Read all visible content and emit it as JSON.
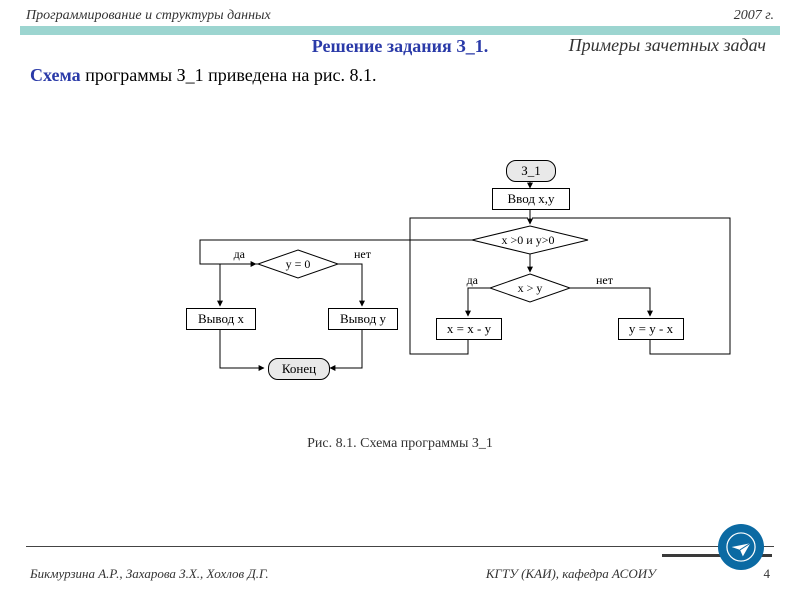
{
  "header": {
    "left": "Программирование и структуры данных",
    "right": "2007 г."
  },
  "section_title": "Примеры зачетных задач",
  "task_title": "Решение задания З_1.",
  "task_sentence_em": "Cхема",
  "task_sentence_rest": " программы З_1 приведена на рис. 8.1.",
  "flow": {
    "start": "З_1",
    "input": "Ввод x,y",
    "cond_main": "x >0 и y>0",
    "cond_yzero": "y = 0",
    "cond_xgty": "x > y",
    "yes": "да",
    "no": "нет",
    "out_x": "Вывод  x",
    "out_y": "Вывод  y",
    "assign_x": "x = x - y",
    "assign_y": "y = y - x",
    "end": "Конец"
  },
  "caption": "Рис. 8.1.  Схема программы З_1",
  "footer": {
    "authors": "Бикмурзина А.Р., Захарова З.Х., Хохлов Д.Г.",
    "uni": "КГТУ  (КАИ),   кафедра АСОИУ",
    "page": "4"
  },
  "icon_name": "paper-plane-icon"
}
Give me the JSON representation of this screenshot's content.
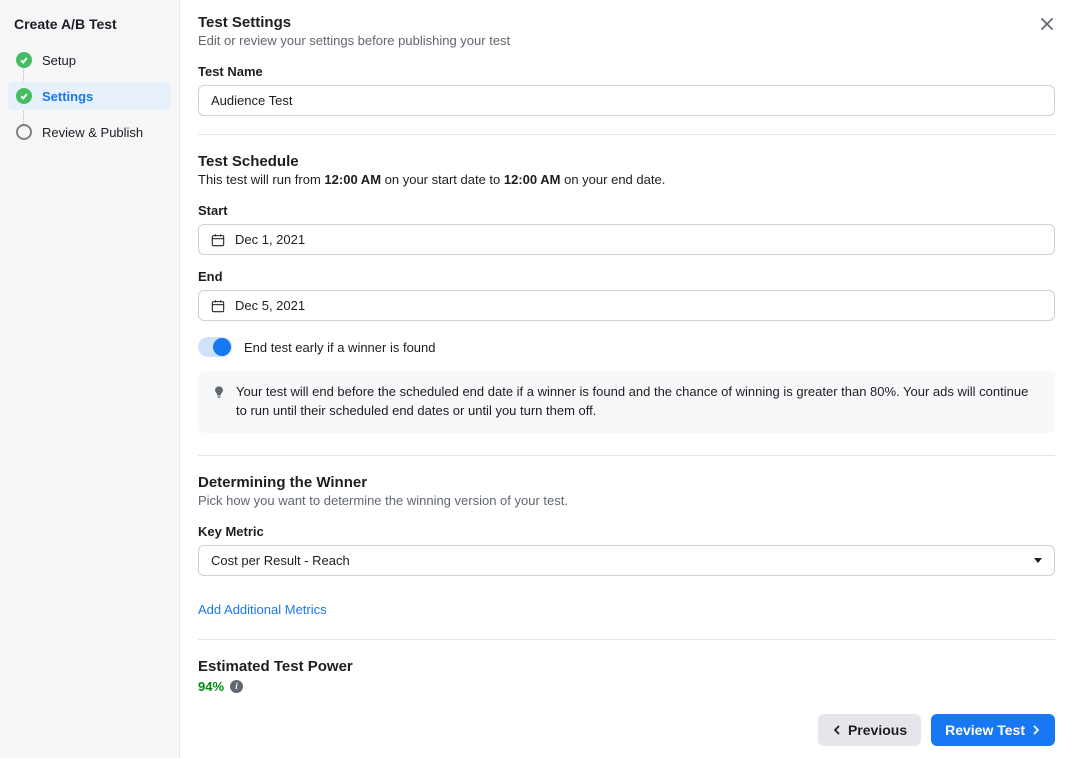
{
  "sidebar": {
    "title": "Create A/B Test",
    "steps": [
      {
        "label": "Setup",
        "state": "done"
      },
      {
        "label": "Settings",
        "state": "active"
      },
      {
        "label": "Review & Publish",
        "state": "pending"
      }
    ]
  },
  "header": {
    "title": "Test Settings",
    "description": "Edit or review your settings before publishing your test"
  },
  "testName": {
    "label": "Test Name",
    "value": "Audience Test"
  },
  "schedule": {
    "title": "Test Schedule",
    "desc_pre": "This test will run from ",
    "time_start": "12:00 AM",
    "desc_mid": " on your start date to ",
    "time_end": "12:00 AM",
    "desc_post": " on your end date.",
    "start_label": "Start",
    "start_value": "Dec 1, 2021",
    "end_label": "End",
    "end_value": "Dec 5, 2021",
    "toggle_label": "End test early if a winner is found",
    "info_text": "Your test will end before the scheduled end date if a winner is found and the chance of winning is greater than 80%. Your ads will continue to run until their scheduled end dates or until you turn them off."
  },
  "winner": {
    "title": "Determining the Winner",
    "desc": "Pick how you want to determine the winning version of your test.",
    "metric_label": "Key Metric",
    "metric_value": "Cost per Result - Reach",
    "add_link": "Add Additional Metrics"
  },
  "power": {
    "title": "Estimated Test Power",
    "value": "94%"
  },
  "footer": {
    "previous": "Previous",
    "review": "Review Test"
  }
}
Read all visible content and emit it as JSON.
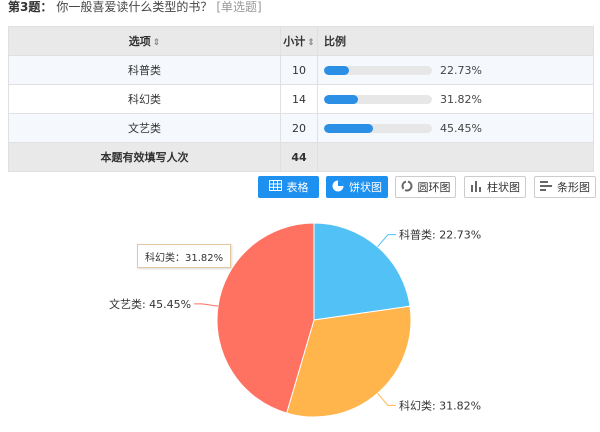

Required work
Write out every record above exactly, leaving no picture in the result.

Response box
Read all visible content and emit it as JSON.
{
  "header": {
    "left": "Программирование и структуры данных",
    "right": "2007 г."
  },
  "section_title": "Примеры зачетных задач",
  "task_title": "Решение задания З_1.",
  "task_sentence_em": "Cхема",
  "task_sentence_rest": " программы З_1 приведена на рис. 8.1.",
  "flow": {
    "start": "З_1",
    "input": "Ввод x,y",
    "cond_main": "x >0 и y>0",
    "cond_yzero": "y = 0",
    "cond_xgty": "x > y",
    "yes": "да",
    "no": "нет",
    "out_x": "Вывод  x",
    "out_y": "Вывод  y",
    "assign_x": "x = x - y",
    "assign_y": "y = y - x",
    "end": "Конец"
  },
  "caption": "Рис. 8.1.  Схема программы З_1",
  "footer": {
    "authors": "Бикмурзина А.Р., Захарова З.Х., Хохлов Д.Г.",
    "uni": "КГТУ  (КАИ),   кафедра АСОИУ",
    "page": "4"
  },
  "icon_name": "paper-plane-icon"
}
Give me the JSON representation of this screenshot's content.
{
  "sidebar": {
    "title": "Create A/B Test",
    "steps": [
      {
        "label": "Setup",
        "state": "done"
      },
      {
        "label": "Settings",
        "state": "active"
      },
      {
        "label": "Review & Publish",
        "state": "pending"
      }
    ]
  },
  "header": {
    "title": "Test Settings",
    "description": "Edit or review your settings before publishing your test"
  },
  "testName": {
    "label": "Test Name",
    "value": "Audience Test"
  },
  "schedule": {
    "title": "Test Schedule",
    "desc_pre": "This test will run from ",
    "time_start": "12:00 AM",
    "desc_mid": " on your start date to ",
    "time_end": "12:00 AM",
    "desc_post": " on your end date.",
    "start_label": "Start",
    "start_value": "Dec 1, 2021",
    "end_label": "End",
    "end_value": "Dec 5, 2021",
    "toggle_label": "End test early if a winner is found",
    "info_text": "Your test will end before the scheduled end date if a winner is found and the chance of winning is greater than 80%. Your ads will continue to run until their scheduled end dates or until you turn them off."
  },
  "winner": {
    "title": "Determining the Winner",
    "desc": "Pick how you want to determine the winning version of your test.",
    "metric_label": "Key Metric",
    "metric_value": "Cost per Result - Reach",
    "add_link": "Add Additional Metrics"
  },
  "power": {
    "title": "Estimated Test Power",
    "value": "94%"
  },
  "footer": {
    "previous": "Previous",
    "review": "Review Test"
  }
}
Read all visible content and emit it as JSON.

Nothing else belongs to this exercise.